The pair got together here because they shared a passion for composer Paddy O’Donoghue’s music. O’Donoghue (1928-2013) was one of County Clare’s great old guard. He lived in Ballycunneen, Newmarket-on-Fergus when he passed, but he was originally from Ballinahinch, Bodyke in East Clare. He played fiddle and pipes as a young man, but was best known for his flute playing. (He was one of a relatively small number of flute players in the tradition who played the silver Bohem-system flute.) He had an auspicious start in the 1940s as a member of the Ballinahinch Ceilí Band with Martin Rochford, Paddy Canny, his own brother Jim and others. That group later changed its name (rumor was so it would fit better on the bass drum) and rode into international acclaim as the Tulla Ceilí Band. A noted music man throughout the county, he he hosted a regular session at Daly’s Bar in Ballynacally for years, published “Ceol an Chláir,” a book of 35 of his original compositions and recorded, “The Rose of Killagh” (2008) and “Life in the Slow Lane” (with Seamus Bugler, Pat Mullins, Pat Costello; 2010) among them. If that weren’t enough, his son Cyril O’Donoghue, is a renown bouzouki player and carries on the family’s musical tradition. (He also appears on this album!)

[caption id="attachment_81404" align="alignnone" width="300"]

Elaine Hogan and Sheila Garry.[/caption]

Given the strength of the material Hogan and Garry are working with, it seems odd that O’Donoghue’s music isn’t more widely known. The album starts with “The Shores of Lough Breda,” a lovely tune Garry learned from O’Donoghue directly, with another O’Donoghue original “The Woods of Ballinahinch,” and the well known “Humours of Carrigaholt” following. It’s a tidy group of solid tunes and Hogan and Garry bring the music to life with great thought and vigor.

"Doyle’s Castle / The Visit of Ned Lehane,” a pair of jigs, is another track I’m partial to. The duo’s playing once again blends wonderfully, but the two tunes they’ve chosen are not just lovely on their own, they work well together.

One of the album’s great moments is “Tribute to Micko,” an air O’Donoghue composed in 1994 on the death of Micko Russell. Hogan, who performs solo here, reveals her amazing talents with playing that is complex, layered, and carefully wrought emotionally. The track of reels that follows, “Red Gates / The Road to Ballygirreen / Drumline Castle,” starts with Garry’s fiddle and maintains the intensity of Hogan’s playing, but over the course of the set that energy is transformed, lifting the track into something lighter, with more bounce.

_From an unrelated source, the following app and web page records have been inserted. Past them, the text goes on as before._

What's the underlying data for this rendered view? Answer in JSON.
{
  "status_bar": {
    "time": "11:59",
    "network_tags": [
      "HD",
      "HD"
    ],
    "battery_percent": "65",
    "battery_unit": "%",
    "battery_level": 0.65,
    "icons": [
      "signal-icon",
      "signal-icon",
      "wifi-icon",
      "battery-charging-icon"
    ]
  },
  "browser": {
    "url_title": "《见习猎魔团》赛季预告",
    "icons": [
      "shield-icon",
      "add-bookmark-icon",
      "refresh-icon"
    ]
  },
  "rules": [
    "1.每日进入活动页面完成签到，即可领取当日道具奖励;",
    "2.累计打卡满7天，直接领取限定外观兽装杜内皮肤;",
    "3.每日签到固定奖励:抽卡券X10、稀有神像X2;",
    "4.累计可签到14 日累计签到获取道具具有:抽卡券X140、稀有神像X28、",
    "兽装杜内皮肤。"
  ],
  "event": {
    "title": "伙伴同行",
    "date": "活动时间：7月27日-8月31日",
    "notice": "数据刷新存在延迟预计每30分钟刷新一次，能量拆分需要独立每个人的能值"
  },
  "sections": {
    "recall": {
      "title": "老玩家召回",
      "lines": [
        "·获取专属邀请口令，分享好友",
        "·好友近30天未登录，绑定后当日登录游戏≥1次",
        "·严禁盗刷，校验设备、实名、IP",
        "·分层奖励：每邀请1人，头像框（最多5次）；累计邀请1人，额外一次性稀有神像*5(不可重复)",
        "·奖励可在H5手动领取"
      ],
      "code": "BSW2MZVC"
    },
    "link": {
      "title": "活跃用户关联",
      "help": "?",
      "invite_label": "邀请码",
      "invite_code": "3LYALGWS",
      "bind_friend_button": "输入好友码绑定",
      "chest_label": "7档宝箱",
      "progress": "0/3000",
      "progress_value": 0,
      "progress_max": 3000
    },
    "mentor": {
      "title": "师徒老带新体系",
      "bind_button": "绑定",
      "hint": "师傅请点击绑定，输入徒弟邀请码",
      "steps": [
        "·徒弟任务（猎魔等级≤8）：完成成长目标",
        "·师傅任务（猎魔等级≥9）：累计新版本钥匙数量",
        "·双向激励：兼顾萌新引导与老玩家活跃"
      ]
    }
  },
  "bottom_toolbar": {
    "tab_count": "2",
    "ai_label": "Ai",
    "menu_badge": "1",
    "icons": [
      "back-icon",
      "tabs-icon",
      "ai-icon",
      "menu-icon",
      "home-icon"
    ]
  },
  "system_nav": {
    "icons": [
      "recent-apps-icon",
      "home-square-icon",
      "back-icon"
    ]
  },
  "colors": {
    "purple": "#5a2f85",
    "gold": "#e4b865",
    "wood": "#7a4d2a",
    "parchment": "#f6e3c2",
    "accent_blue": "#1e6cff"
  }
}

There are a couple of more common tunes thrown in for good measure. Musicians in New York, for example, will appreciate Hogan and Garry’s take on “Andy McGann’s / Humors of Scariff,” which Andy McGann, Joe Burke, and Felix Dolan recorded together in 1979 on their “The Funny Reel” album. Here, the keys have been changed, a move that gives the tunes a fresh sound without changing their character.

"The Shores of Lough Breda” is a warm, loving tribute to a musician and composer whose renown will surely grow as a result. Hogan and Garry have done a marvelous job here, bringing top flight musicianship and a clear vision to how O’Donoghue’s music should sound – Irish music aficionados take note, this one’s easy to love. To learn more, visit www.facebook.com/TheShoresOfLoughBreda.

Daniel Neely writes about traditional music in the Irish Echo each week.